For the section of ENGL 2543: Survey of British Literature I I am teaching at Oklahoma State University in the Spring 2014 term, I am using the second edition of the Broadview Anthology of British Literature rather than the traditional Norton Anthology. That the text is not the "usual" selection for such a course is known to me (as is the unfortunate additional cost), but there are reasons that I prefer it.
One of them is tied, I think, to the increased cost. Compared to the edition of the Norton Anthology available to me when I had to select the textbook for my course, the Broadview offers a broader view (please forgive the wording) of the literary history of the British Isles. It includes more authors and works outside the traditional canon, and I am making a point of extending my class outside the canon. This is in part due to comments in Tim William Machan's January 2012 Speculum piece “Chaucer and the History of English" and Ernest Bernhardt-Kabisch's entry on Robert Southey in the Oxford Dictionary of National Biography that argue against the use of celebrity figures as the representatives of their times; I am convinced by the line of reasoning that holds that the very exceptionalism from their contemporaries influences celebrities' celebrity. Thus, to offer a more detailed image of what earlier British literatures were, I look to the anthology that reproduces more of the non-canonical, traditionally transmitted works (although I do not shy away from treating many of the old standards).
Another reason has to do with the versions of the texts presented, my views on which follow from my own coursework during my graduate schooling.
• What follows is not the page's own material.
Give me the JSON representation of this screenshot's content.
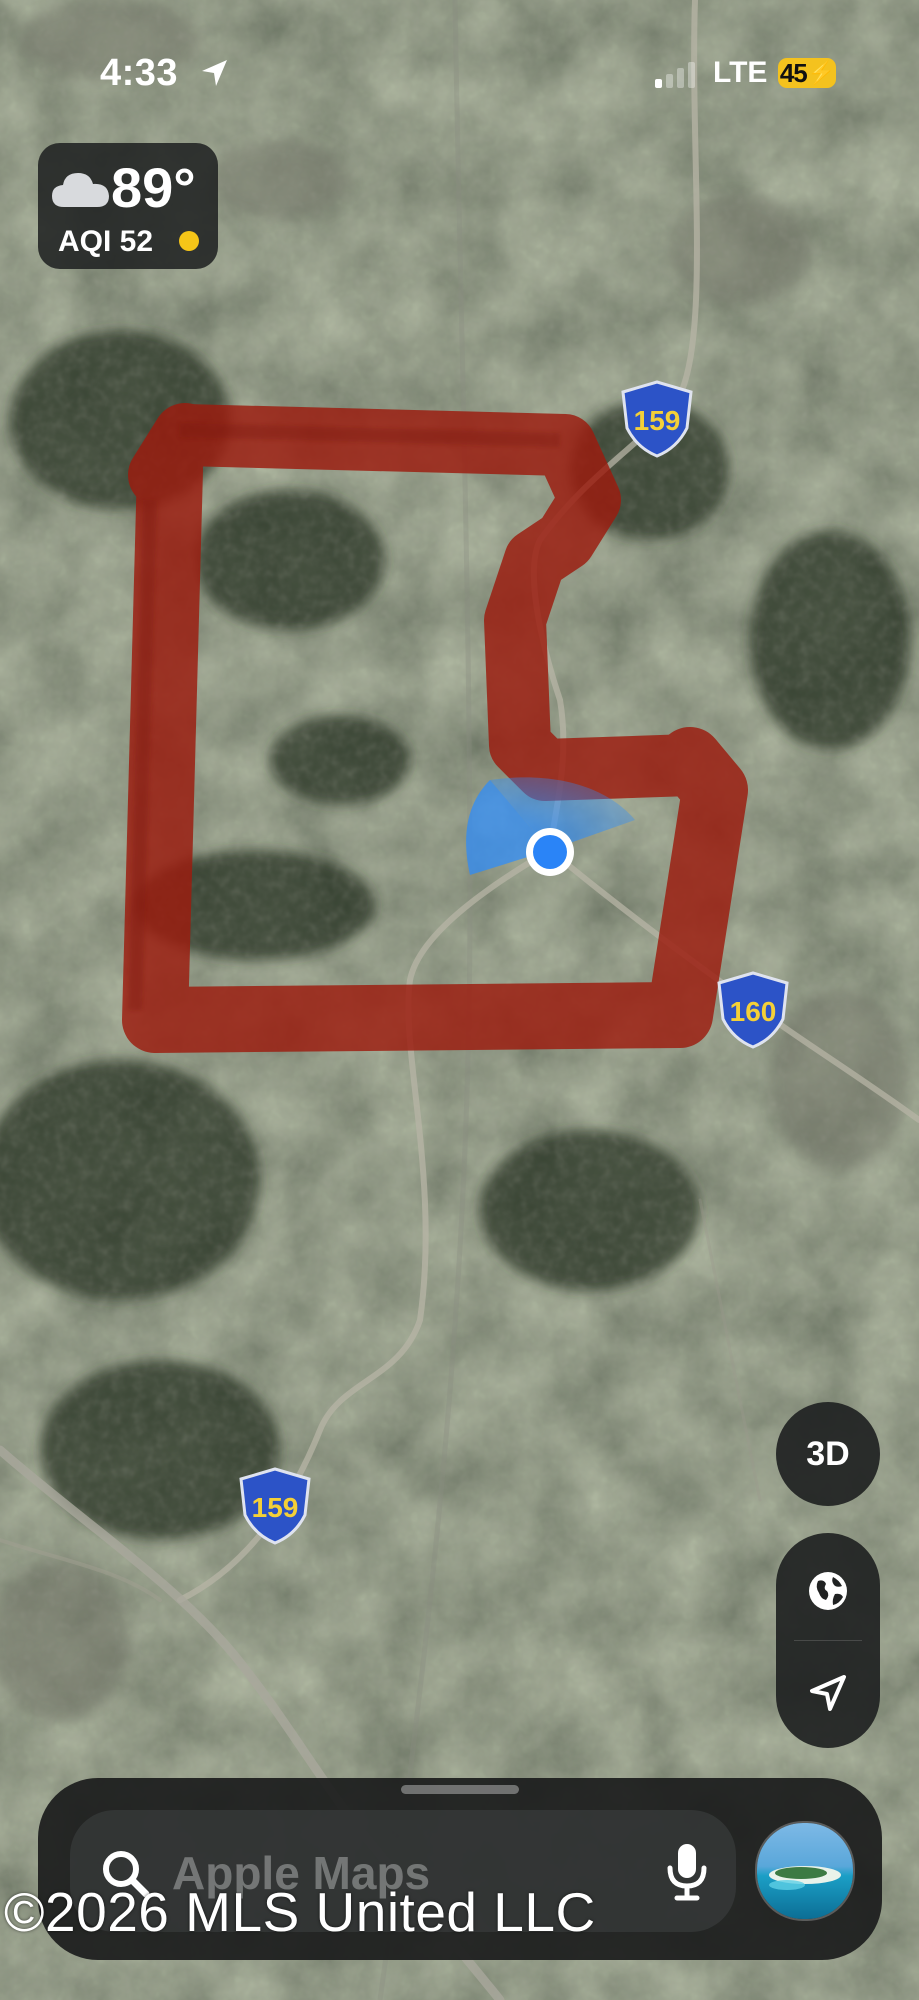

I inherited from my professors there views on the translation of Beowulf conducted by Nobel Laureate Seamus Heany (excellent poet but not the best translator), which is in the Norton Anthology, and of Marie Boroff's translation of Sir Gawain and the Green Knight (one of the better if not the best done yet), which once was but is no longer. That the one is present and the other absent argues against the Norton. Also, I like Liuzza's Beowulf as a piece of poetry and as a reasonably accurate philological representation of the text in Cotton Vitellius A.xv, and I like James Winny's work with Sir Gawain and the Green Knight--and both appear in the Broadview Anthology of British Literature.
Yet another is a result of my own scholarly focus. My MA and PhD were awarded by a department whose mission is explicitly generalist. Within that literary generalism, however, I focused my attentions on medieval English literature and the ways in which it has been transmitted and appropriated; more narrowly within that, I have attended to Arthurian legendry. Both my master's thesis and doctoral dissertation explicitly concern themselves with Arthuriana, as do one of my earlier scholarly publications and a number of my conference presentations. That I am an Arthurianist is fairly well established. That I would therefore focus my teaching in a survey of earlier British literature on Arthuriana therefore makes sense. I think that the Broadview Anthology of British Literature does a better job treating Arthuriana than does the Norton, and for that reason, as well as the others I name, I selected it as the textbook for my Spring 2014 section of ENGL 2543: Survey of British Literature I at Oklahoma State University.